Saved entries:
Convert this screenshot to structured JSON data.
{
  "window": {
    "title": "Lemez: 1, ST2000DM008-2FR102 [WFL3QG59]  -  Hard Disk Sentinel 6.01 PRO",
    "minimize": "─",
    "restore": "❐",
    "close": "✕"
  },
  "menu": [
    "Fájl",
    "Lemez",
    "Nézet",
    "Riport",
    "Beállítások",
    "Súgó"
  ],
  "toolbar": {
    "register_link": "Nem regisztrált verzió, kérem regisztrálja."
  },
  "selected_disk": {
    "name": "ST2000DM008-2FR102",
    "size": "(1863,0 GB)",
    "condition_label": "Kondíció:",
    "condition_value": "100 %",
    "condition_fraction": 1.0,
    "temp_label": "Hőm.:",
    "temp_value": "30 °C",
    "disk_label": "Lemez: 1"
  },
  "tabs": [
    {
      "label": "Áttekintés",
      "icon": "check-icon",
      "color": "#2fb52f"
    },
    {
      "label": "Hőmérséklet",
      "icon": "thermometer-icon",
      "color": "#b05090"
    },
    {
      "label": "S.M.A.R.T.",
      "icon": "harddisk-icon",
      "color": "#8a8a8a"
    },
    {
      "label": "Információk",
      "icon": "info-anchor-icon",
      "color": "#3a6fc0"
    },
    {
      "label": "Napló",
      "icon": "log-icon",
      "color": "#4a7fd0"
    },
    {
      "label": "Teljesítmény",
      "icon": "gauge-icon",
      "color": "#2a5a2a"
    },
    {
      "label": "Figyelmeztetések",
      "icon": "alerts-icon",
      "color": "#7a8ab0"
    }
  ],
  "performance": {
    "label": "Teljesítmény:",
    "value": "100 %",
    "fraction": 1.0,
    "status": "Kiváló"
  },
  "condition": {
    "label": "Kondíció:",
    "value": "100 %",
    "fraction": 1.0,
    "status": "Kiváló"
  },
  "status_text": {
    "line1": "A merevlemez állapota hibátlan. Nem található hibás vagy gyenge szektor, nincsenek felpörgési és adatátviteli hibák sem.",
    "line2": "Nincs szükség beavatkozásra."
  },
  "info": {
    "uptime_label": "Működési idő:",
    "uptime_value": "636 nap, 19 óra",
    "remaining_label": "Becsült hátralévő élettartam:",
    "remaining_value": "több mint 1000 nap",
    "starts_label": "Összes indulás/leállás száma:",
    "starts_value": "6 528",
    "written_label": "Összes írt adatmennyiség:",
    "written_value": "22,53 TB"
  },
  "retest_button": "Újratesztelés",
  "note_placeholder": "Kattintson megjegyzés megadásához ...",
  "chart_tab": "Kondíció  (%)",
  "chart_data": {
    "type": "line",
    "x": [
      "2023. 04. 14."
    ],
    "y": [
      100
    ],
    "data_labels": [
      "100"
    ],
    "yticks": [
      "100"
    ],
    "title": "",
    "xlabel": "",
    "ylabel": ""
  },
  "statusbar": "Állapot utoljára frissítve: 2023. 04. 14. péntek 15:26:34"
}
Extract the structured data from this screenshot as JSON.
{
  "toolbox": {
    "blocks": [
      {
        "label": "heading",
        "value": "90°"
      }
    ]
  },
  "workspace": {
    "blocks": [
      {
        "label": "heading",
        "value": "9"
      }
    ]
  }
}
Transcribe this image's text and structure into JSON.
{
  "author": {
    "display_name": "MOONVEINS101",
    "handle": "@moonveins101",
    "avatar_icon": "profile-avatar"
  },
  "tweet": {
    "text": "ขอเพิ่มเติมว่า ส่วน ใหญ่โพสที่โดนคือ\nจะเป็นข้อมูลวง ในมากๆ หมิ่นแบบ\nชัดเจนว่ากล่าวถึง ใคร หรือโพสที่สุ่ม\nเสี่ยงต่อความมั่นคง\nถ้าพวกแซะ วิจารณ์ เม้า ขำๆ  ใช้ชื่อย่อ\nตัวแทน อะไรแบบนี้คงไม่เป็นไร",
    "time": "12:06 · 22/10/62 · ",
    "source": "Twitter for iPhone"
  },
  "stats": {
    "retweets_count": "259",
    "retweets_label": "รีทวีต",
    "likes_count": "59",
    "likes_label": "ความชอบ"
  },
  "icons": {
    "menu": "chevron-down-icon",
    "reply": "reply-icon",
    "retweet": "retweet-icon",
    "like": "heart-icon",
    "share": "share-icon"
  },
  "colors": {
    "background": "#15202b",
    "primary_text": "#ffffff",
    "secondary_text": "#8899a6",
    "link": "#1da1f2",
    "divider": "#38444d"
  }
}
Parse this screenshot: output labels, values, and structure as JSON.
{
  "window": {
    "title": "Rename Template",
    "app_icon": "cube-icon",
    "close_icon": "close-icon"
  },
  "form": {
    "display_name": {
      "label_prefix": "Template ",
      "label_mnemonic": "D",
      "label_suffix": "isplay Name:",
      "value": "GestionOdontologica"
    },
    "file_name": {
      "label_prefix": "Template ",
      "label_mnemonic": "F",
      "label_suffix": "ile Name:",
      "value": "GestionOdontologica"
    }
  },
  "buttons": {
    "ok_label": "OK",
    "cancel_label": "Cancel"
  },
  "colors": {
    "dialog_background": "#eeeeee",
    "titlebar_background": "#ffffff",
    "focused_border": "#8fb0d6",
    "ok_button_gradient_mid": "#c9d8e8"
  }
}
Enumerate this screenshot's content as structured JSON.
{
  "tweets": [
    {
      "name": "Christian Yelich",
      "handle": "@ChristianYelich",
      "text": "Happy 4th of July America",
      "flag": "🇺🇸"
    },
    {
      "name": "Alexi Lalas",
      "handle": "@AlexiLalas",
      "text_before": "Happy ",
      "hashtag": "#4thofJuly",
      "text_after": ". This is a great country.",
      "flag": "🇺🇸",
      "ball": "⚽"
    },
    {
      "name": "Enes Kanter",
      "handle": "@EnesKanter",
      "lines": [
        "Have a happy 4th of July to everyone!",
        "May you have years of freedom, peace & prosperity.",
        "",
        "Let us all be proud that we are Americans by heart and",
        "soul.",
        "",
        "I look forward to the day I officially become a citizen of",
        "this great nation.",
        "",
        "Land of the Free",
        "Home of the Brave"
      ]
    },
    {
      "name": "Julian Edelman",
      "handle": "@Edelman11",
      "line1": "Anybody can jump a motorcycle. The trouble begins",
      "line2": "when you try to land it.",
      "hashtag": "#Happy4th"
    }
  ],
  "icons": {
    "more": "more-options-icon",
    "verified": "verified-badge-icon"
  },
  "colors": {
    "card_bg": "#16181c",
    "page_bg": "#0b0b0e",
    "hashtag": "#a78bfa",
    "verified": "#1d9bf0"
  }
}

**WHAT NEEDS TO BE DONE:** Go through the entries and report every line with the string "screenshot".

**RESULT OF THE EXERCISE:**
Convert this screenshot to structured JSON data.
Extract the structured data from this screenshot as JSON.
Parse this screenshot: output labels, values, and structure as JSON.
Enumerate this screenshot's content as structured JSON.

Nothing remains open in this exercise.